> **WHAT THE TASK ASKS**: I'd like the number of lines in the material below that include the word "this", written with no other text.

> **DATA UNDER STUDY**:
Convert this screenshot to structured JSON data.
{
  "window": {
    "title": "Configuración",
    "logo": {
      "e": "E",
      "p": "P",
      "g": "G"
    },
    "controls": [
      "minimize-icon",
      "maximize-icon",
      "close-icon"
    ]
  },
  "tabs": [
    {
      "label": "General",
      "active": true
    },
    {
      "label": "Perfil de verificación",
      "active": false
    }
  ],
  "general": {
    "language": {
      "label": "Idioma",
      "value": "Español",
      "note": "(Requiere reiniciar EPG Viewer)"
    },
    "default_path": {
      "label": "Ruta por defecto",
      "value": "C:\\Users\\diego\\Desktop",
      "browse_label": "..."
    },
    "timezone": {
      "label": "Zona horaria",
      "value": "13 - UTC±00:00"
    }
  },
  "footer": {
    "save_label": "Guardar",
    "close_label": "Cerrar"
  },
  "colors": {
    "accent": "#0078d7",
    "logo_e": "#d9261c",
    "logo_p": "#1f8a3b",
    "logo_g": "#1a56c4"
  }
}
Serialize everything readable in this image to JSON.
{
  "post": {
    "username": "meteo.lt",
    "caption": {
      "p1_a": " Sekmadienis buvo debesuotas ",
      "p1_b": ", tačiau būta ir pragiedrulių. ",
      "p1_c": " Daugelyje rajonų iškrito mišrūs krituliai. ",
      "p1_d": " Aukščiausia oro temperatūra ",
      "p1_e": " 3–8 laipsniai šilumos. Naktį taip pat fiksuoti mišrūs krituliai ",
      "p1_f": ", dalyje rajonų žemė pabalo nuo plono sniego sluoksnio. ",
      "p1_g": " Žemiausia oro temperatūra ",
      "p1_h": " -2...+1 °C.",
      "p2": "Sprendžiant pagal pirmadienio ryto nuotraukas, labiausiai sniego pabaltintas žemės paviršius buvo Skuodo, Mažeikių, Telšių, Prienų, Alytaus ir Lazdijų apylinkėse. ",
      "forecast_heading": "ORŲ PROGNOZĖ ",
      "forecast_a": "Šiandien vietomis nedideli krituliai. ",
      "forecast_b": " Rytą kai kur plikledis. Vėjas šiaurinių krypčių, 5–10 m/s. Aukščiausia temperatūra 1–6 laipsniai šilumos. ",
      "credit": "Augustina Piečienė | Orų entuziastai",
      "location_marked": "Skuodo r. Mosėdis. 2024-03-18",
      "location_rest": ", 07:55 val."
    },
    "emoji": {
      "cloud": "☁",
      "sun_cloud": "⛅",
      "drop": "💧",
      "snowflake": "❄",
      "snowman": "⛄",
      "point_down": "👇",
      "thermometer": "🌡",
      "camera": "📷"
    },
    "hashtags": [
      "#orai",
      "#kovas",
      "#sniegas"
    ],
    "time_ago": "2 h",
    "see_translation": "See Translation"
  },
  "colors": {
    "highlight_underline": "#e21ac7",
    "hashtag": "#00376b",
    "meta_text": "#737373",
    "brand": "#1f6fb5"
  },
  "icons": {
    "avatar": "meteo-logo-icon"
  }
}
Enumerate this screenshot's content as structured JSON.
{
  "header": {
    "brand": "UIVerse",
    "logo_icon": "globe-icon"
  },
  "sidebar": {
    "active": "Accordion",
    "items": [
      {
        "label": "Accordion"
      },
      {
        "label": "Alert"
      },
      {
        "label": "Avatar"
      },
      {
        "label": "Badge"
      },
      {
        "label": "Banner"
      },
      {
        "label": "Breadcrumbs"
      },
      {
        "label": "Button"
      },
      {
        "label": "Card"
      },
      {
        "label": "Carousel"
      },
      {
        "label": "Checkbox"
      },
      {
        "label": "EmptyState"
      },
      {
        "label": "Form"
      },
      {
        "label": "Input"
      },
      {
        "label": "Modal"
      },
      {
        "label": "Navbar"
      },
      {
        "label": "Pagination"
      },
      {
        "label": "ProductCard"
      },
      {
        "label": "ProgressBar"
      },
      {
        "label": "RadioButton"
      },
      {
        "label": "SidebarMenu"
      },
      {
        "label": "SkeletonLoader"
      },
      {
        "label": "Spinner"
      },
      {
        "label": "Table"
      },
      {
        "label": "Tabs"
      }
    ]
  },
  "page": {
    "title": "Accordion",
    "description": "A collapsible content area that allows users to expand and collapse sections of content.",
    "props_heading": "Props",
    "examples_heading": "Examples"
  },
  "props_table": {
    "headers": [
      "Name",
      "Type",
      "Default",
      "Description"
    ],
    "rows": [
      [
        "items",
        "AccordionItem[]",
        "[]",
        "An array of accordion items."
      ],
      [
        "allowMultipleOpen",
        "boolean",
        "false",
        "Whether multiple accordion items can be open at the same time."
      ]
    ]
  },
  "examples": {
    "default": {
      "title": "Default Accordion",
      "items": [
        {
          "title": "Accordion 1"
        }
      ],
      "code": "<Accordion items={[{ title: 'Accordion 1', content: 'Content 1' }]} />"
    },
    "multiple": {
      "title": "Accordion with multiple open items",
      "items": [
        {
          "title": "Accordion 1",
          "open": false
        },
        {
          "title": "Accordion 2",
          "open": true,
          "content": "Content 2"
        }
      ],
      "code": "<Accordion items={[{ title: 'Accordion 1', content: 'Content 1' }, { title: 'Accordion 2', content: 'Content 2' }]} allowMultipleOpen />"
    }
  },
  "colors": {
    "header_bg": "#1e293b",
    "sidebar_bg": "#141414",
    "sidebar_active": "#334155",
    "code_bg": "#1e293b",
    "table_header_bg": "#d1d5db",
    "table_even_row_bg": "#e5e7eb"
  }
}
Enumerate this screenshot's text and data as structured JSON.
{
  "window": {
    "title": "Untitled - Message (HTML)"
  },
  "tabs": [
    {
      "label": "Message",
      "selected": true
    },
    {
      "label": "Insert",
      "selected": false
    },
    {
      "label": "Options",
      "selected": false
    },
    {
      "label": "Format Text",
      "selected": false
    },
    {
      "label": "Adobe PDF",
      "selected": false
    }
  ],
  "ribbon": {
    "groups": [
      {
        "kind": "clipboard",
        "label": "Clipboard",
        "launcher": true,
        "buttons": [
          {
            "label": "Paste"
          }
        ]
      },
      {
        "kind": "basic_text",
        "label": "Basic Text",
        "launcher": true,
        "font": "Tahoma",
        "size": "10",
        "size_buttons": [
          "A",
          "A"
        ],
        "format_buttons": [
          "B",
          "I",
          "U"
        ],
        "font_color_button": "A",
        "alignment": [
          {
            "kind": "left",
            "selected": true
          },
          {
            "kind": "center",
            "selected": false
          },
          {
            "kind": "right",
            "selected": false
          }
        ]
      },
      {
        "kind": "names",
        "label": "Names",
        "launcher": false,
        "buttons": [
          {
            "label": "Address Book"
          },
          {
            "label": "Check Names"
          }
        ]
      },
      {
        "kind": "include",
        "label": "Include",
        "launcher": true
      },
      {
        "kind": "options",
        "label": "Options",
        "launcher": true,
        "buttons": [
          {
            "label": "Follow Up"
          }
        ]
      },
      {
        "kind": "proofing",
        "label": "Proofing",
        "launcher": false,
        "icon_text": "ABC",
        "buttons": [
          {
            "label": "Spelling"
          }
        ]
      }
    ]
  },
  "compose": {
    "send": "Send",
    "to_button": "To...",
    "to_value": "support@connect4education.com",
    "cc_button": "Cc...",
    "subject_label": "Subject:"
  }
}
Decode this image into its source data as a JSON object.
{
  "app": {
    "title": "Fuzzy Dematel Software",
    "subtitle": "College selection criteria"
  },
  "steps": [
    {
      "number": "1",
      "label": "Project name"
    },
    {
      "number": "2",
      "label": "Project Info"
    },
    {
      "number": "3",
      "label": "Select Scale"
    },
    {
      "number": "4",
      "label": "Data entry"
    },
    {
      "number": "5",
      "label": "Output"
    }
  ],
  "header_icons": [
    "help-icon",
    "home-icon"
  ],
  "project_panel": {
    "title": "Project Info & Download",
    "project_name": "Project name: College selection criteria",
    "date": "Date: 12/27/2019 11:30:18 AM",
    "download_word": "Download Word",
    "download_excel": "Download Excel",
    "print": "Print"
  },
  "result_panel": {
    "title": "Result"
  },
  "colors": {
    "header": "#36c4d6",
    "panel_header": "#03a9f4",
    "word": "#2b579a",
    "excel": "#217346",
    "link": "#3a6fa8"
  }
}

> **ANSWER TO THE EXERCISE**: 5